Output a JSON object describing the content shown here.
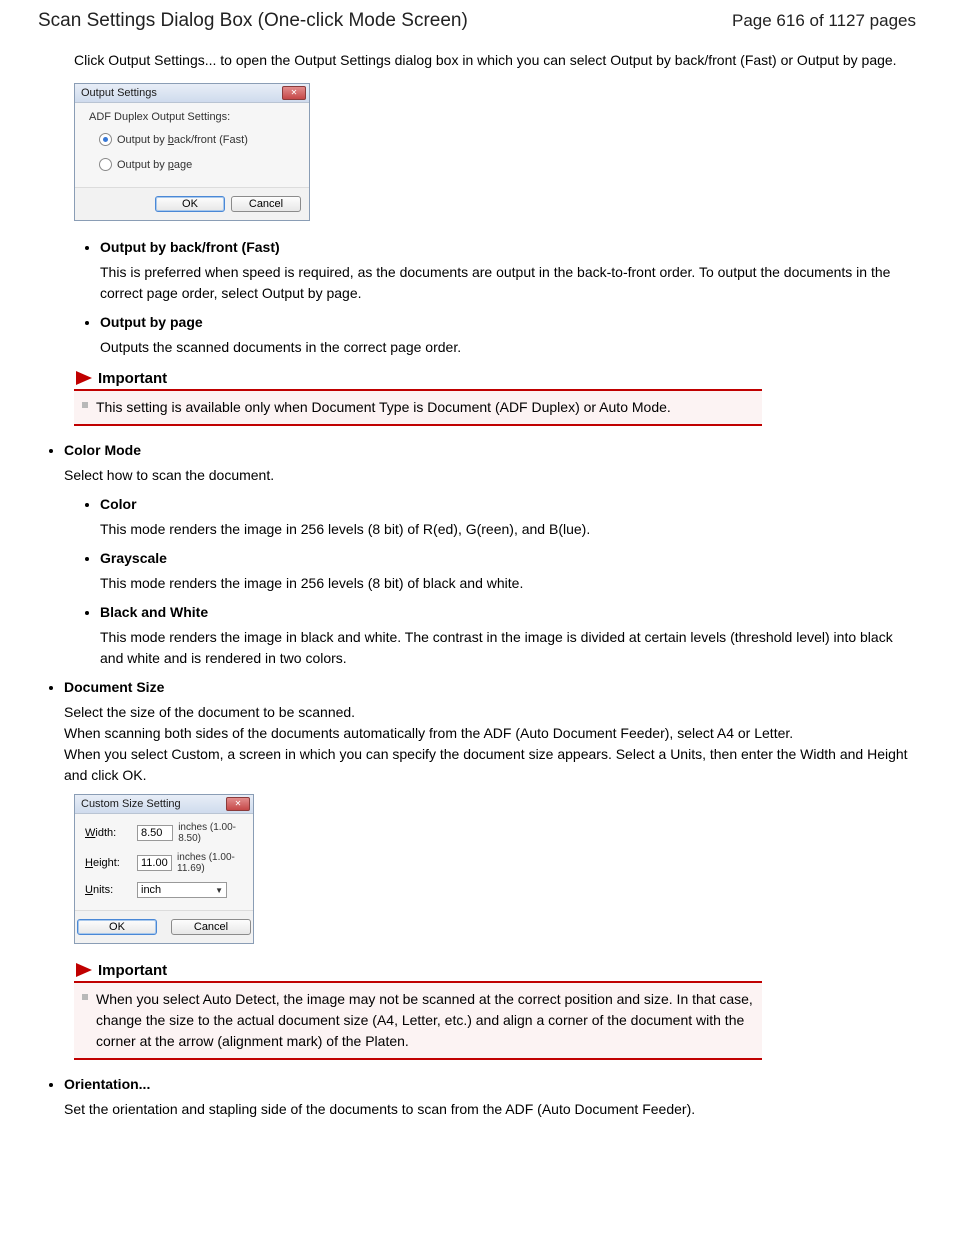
{
  "header": {
    "title": "Scan Settings Dialog Box (One-click Mode Screen)",
    "page_info": "Page 616 of 1127 pages"
  },
  "intro": "Click Output Settings... to open the Output Settings dialog box in which you can select Output by back/front (Fast) or Output by page.",
  "output_dialog": {
    "title": "Output Settings",
    "subtitle": "ADF Duplex Output Settings:",
    "option1_prefix": "Output by ",
    "option1_accel": "b",
    "option1_suffix": "ack/front (Fast)",
    "option2_prefix": "Output by ",
    "option2_accel": "p",
    "option2_suffix": "age",
    "ok": "OK",
    "cancel": "Cancel"
  },
  "output_items": {
    "item1": {
      "title": "Output by back/front (Fast)",
      "desc": "This is preferred when speed is required, as the documents are output in the back-to-front order. To output the documents in the correct page order, select Output by page."
    },
    "item2": {
      "title": "Output by page",
      "desc": "Outputs the scanned documents in the correct page order."
    }
  },
  "important1": {
    "label": "Important",
    "text": "This setting is available only when Document Type is Document (ADF Duplex) or Auto Mode."
  },
  "color_mode": {
    "title": "Color Mode",
    "desc": "Select how to scan the document.",
    "sub": {
      "color": {
        "title": "Color",
        "desc": "This mode renders the image in 256 levels (8 bit) of R(ed), G(reen), and B(lue)."
      },
      "gray": {
        "title": "Grayscale",
        "desc": "This mode renders the image in 256 levels (8 bit) of black and white."
      },
      "bw": {
        "title": "Black and White",
        "desc": "This mode renders the image in black and white. The contrast in the image is divided at certain levels (threshold level) into black and white and is rendered in two colors."
      }
    }
  },
  "doc_size": {
    "title": "Document Size",
    "desc": "Select the size of the document to be scanned.\nWhen scanning both sides of the documents automatically from the ADF (Auto Document Feeder), select A4 or Letter.\nWhen you select Custom, a screen in which you can specify the document size appears. Select a Units, then enter the Width and Height and click OK."
  },
  "custom_dialog": {
    "title": "Custom Size Setting",
    "width_label_accel": "W",
    "width_label_rest": "idth:",
    "width_value": "8.50",
    "width_range": "inches (1.00-8.50)",
    "height_label_accel": "H",
    "height_label_rest": "eight:",
    "height_value": "11.00",
    "height_range": "inches (1.00-11.69)",
    "units_label_accel": "U",
    "units_label_rest": "nits:",
    "units_value": "inch",
    "ok": "OK",
    "cancel": "Cancel"
  },
  "important2": {
    "label": "Important",
    "text": "When you select Auto Detect, the image may not be scanned at the correct position and size. In that case, change the size to the actual document size (A4, Letter, etc.) and align a corner of the document with the corner at the arrow (alignment mark) of the Platen."
  },
  "orientation": {
    "title": "Orientation...",
    "desc": "Set the orientation and stapling side of the documents to scan from the ADF (Auto Document Feeder)."
  }
}
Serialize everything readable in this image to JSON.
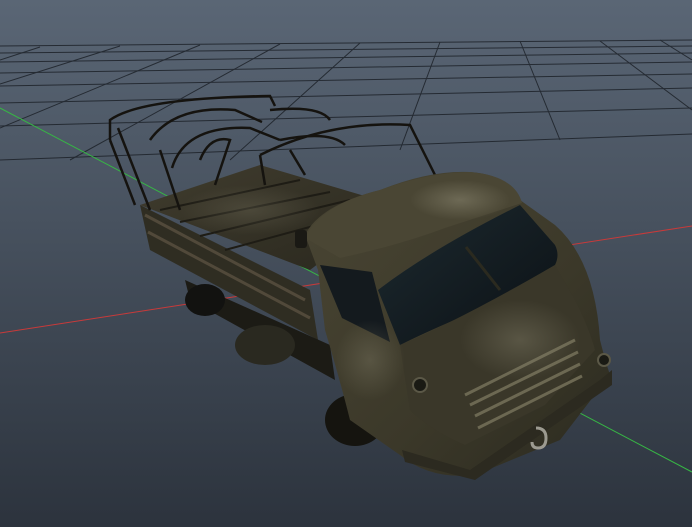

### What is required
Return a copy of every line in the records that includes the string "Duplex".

### Written solution
    "subtitle": "ADF Duplex Output Settings:",
    "text": "This setting is available only when Document Type is Document (ADF Duplex) or Auto Mode."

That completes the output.